Mary Harper -


(CUE: Twenty years ago, the military ruler of Somalia, Siad Barre, fell from power. Since then, most of the country has been in turmoil. Warlords, clan militias and Islamist extremists have held sway, and there has been no effective central government. Somalia is often called a failed state. But twenty years ago, one part of the country broke away, declaring itself the independent republic of Somaliland. So far, nobody has recognised it. Mary Harper has just been to both Somalia and Somaliland:)

My journey began in a run-down part of east London on a dreary, wet winter day. I was looking for the Somaliland mission in the UK and I was completely lost. "Walk past the cinema and turn right when you come to the supermarket" - that's what I'd been told by Somaliland's representative to Britain. But I couldn't locate his office. Eventually I found it; a small room in a shabby business centre on a tatty side street.

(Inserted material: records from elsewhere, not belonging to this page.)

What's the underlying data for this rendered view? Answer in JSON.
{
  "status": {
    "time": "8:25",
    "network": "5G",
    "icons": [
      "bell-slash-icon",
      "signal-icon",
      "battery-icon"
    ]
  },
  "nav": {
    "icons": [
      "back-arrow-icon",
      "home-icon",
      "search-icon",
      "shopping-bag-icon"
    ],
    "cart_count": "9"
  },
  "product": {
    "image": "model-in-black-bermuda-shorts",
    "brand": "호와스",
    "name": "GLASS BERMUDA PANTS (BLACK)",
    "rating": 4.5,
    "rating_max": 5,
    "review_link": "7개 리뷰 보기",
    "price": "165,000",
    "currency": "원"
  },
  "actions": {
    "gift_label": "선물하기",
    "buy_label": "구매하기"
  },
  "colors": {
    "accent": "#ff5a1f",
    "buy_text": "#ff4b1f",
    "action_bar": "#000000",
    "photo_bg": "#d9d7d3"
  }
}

Even though Somaliland doesn't officially exist, you do need a visa to get there. After a cup of sweet tea, and a fascinating lesson on Somaliland's history from the representative, I had my visa and I was ready to go.

My next stop was Kenya and a scheduled flight to Somaliland. The only hitch was a stopover in Mogadishu - capital of Somalia. Probably the most dangerous city in the world. Luckily there was no heavy fighting on the day I landed there. I walked around the area controlled by African peacekeepers, looking at sweaty Ugandan soldiers piled into a pick-up truck and thick-necked, crew-cropped white men who played some unspecified role in securing the airport.

A glamorous business lady I sat next to on the plane was keen to take me into town - close to the area controlled by Islamist fighters. "I'll just pop out and get you a full Islamic dress - black niqab to cover your body and face, gloves for your hands and socks for your feet". I was worried about my blue eyes, and about the fact that the BBC would be most unhappy with my excursion, so I politely declined.

Once I arrived in Somaliland, things were completely different. No scary-looking security men, no peacekeepers -- just peace. It seemed strange that the Somali territory with a functioning democracy, a thriving economy, and safety on the streets, was the area nobody in the world was willing to recognise.

People were in a state of high excitement about the referendum on independence for southern Sudan. 'Our turn will be next', they said. But outside Somaliland, many Somalis are completely opposed to the idea of any part of their country breaking away.

I was under no obligation in Somaliland to cover myself with thick black material. Most of the women wore the traditional Somali dress of brightly coloured robes and scarves, billowing in the breeze. Some wore veils over their faces, but I was told this was more a matter of fashion than religious observance. As one man said, "Some of the naughtiest girls in the land wear niqab".

The day after I arrived in Somaliland, the Al Qaeda-linked group, Al Shabaab, which controls much of Somalia, issued a new order. 'Men and women are no longer allowed to chat in public; they are no longer permitted to shake hands'. Now chatting and shaking hands - actually kissing hands, is an integral part of Somali culture. And in Somaliland, there is plenty of both.

The people are romantic; long, lyrical poems are central to the Somali way of life, and those that are not about war or camels, tend to be about love. People flirt with each other in Somaliland - in a delicate and sophisticated way. One man was receiving poetic nightly text messages from an unknown admirer.

Another thing that struck me about Somaliland was how dramatically the capital, Hargeisa, had changed since the last time I visited. In 1988, the city was reduced to a pile of rubble and human bones after systematic aerial bombardment by Somali government warplanes trying to crush a rebellion. Hargeisa was called 'the Dresden of Africa'.

Two decades later, the city is flourishing. I stood on a hill overlooking Hargeisa  There were new buildings as far as my eye could see, in every direction. I met a woman who had built a hospital on top of a mass grave, the place where executions used to be carried out.

Somalilanders are coming home from exile to invest and help the territory develop. One man - who works as a psychiatrist in Canada - gives up several weeks of his time for free every year to come treat mental patients because there aren't any psychiatrists in Somaliland. Others - from Britain, the United States, the Gulf and Scandinavia - are setting up profitable businesses, but they are also filling gaps the government cannot fill.

Because it is not officially a country, Somaliland cannot get loans from international financial institutions to repair its shattered infrastructure. The government has no money. But things are happening. Business people are not keeping all their profits for themselves; they're building roads. The told me they also used to pay the salaries of the police force, and their petrol bills.

I walked across a bridge in the second city of Bur'ao; it spans a wide river bed, filled with rusting armoured personnel carriers, left behind after the civil war. The area used to be impassable in the rainy season, so people contributed what they could. A goat, a camel, a dollar. This, together with a bit of help from government and a lot of help from big business, resulted in the bridge.

It all seemed very far away from that cold little street in that remote part of London where I got my visa. But the Somaliland mission in the UK is a bit like Somaliland itself. It has set itself up on its own, without much help or interference from government or international institutions. And it's doing quite well, thank you.